According to Dr. Sears, the person who originally coined the term attachment parenting in his popular books about child rearing, “attachment parenting is a style of caring for your infant that brings out the best in the baby and the best in the parents.”
“Well, sign me up!” was my first thought when I read this eight years ago when my second daughter was just an itty-bitty thing. Who doesn’t want to bring out the best in their baby and themselves? There was no question! I had tried other parenting methods, but this one promised something far more important to me than a baby who can learn the alphabet by aged 2 or a baby who sleeps 10 straight hours a night. This method seemed to be promising me a baby who was not only happy, but who would have a life of healthy self-esteem and self-confidence–something I never had. I quickly recalled how painfully shy and awkward I was as a child, then I got online and ordered myself a sling.
Of course, it’s never that easy, is it? Attachment Parenting was actually hard work for me. All the things the book said would make my baby happy–co-sleeping and wearing her for hours every day–seemed to only annoy my very independent daughter. It was an uphill battle trying to make my baby love attachment parenting as much as I did, but I was determined to make it work. Despite how parenting methods start out solely focused on doing what’s best for the child, they often take on a life of their own and have a sort of cult-like grip on some of the mothers. Particularly those of us with painful childhood memories of our own. Before long it seemed everywhere I turned was someone proudly slinging a toddler, or reading
The Fussy Baby
book, or eating the Dr. Sears toddler snacks. Yes, snacks. Because apparently some pre-packaged snacks provide our kids with more self-confidence than others. Go figure.
And then forums were created, more books written, and books about books, and videos about books and blogs about books. Mothers, like myself, flocked to informal AP gatherings at homes, parks, and even mall food courts with babies strapped to our sides. As we passed by one another in the grocery stores or mall, we’d each give a knowing nod as if to say, “Hey, you’re a good mom too, just like me!” And thanks to several well-intentioned and emotionally charged mothers perhaps lashing back from their own latch-key childhoods, new rules were even created! A type of code of ethics for APers ranging from using cloth diapers to staging nurse-ins to small farm living. In fact, it seemed every time I turned around there was a new rule or expectation for AP moms.
Finally there was this point, which in short basically involved me prying a pacifier out of my hysterical 14-month-old’s mouth while trying to hide her stroller in my trunk under blankets because I was scared one of my hard-core AP friends would find me out, when I knew I had to just step back and ask myself just who I was doing this for–my child? Or myself? It didn’t take long to realize that at some point, my allegiance to my child’s best interest had been replaced with a fear of being ousted by a bunch of bully mamas. It was like the junior high lunch table all over again. I was more worried about them finding out that my daughter slept in a crib (or “baby jail” as it was affectionately known in my circles) than I was about how my daughter felt about sleeping in a crib.

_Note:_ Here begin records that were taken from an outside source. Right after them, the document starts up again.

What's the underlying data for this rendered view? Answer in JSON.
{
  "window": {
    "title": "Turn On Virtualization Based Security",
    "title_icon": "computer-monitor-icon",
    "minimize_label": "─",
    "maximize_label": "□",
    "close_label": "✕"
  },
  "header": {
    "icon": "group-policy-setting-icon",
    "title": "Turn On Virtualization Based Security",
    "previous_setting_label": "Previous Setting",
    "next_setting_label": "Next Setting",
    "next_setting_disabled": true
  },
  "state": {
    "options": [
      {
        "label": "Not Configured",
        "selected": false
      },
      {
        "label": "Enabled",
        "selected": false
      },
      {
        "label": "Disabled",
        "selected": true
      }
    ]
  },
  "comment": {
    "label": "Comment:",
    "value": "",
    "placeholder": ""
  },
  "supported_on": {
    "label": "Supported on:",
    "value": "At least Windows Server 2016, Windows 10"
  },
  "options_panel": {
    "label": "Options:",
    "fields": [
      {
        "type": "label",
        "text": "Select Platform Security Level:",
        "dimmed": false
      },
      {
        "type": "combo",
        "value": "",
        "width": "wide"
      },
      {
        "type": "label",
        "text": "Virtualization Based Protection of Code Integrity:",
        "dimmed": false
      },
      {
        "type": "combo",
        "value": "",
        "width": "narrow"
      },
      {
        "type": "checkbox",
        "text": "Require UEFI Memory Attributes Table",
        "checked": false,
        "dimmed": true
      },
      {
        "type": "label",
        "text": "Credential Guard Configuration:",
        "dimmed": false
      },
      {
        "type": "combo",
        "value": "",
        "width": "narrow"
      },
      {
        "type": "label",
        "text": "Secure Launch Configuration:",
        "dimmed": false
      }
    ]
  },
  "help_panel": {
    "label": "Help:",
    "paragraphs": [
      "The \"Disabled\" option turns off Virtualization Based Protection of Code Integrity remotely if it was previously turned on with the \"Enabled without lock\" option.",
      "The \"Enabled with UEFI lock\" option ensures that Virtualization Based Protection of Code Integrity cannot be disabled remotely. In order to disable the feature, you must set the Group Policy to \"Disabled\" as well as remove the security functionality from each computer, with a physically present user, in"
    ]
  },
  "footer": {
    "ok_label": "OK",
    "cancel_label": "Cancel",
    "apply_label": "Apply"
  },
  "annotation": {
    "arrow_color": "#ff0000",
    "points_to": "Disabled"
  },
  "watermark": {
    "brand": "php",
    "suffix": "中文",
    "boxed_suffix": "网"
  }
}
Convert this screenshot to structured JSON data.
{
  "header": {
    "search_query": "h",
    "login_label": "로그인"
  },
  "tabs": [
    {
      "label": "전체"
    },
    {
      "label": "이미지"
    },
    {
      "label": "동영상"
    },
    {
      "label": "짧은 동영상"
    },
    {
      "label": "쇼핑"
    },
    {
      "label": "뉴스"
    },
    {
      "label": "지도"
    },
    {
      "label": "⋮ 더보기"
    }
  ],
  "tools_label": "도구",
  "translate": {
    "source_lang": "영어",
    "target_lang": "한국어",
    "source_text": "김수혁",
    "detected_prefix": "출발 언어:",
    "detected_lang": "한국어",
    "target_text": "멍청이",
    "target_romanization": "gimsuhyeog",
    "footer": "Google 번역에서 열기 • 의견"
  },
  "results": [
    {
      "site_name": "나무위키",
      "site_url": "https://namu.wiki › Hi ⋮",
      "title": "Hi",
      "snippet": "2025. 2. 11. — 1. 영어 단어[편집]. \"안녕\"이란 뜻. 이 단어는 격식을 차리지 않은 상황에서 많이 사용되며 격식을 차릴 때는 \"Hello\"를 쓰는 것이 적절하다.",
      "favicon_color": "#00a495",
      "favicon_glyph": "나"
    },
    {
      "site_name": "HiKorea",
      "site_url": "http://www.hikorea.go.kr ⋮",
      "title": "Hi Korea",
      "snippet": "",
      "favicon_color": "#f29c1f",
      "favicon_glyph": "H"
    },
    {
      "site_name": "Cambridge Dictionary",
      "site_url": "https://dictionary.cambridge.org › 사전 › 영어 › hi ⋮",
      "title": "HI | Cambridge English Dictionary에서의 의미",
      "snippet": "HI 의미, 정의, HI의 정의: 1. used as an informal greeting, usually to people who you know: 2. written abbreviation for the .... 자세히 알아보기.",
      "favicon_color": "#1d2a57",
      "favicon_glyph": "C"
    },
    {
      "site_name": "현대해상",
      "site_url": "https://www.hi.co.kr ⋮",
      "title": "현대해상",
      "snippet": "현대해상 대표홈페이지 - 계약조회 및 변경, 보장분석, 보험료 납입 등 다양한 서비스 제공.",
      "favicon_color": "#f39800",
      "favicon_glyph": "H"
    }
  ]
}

Slowly I began to realize it was time I stopped hiding behind a philosophy and started standing on my own two feet. Parenting isn’t a popularity contest between moms, nor is it a chance to fix my own childhood regrets; it is simply about raising my own children and looking out for their best interest. Any thing else just dilutes the important natural bonds on which we rely between mother and child, and between mother and mother.
I’ve come to realize that psychopathic wackos aside, most of us mothers just want the same things: to be accepted by our peers and to do right by our children. No mother who is trying her best for her kids should ever be made to feel like anything less than a success. So, I decided to stop calling myself an AP mom. Not because I don’t like Dr. Sears’ basic principles (I do), but because I felt the movement had taken on a life of it’s own–something with which I wasn’t wholly comfortable. I stopped looking to Dr. Sears’ books as my parenting bible and instead as one of many tools in my large bag of parenting tricks.
And I stopped worrying about following anyone else’s rules. Because I make the rules around here now. I am the mom. Just plain mom.
For more on attachment parenting, read “There are No Attachment Parenting Police” by Mayim Bialik, “Dr. Sears Made Me Cry,” and “What if You Want to Attach, but Can’t?”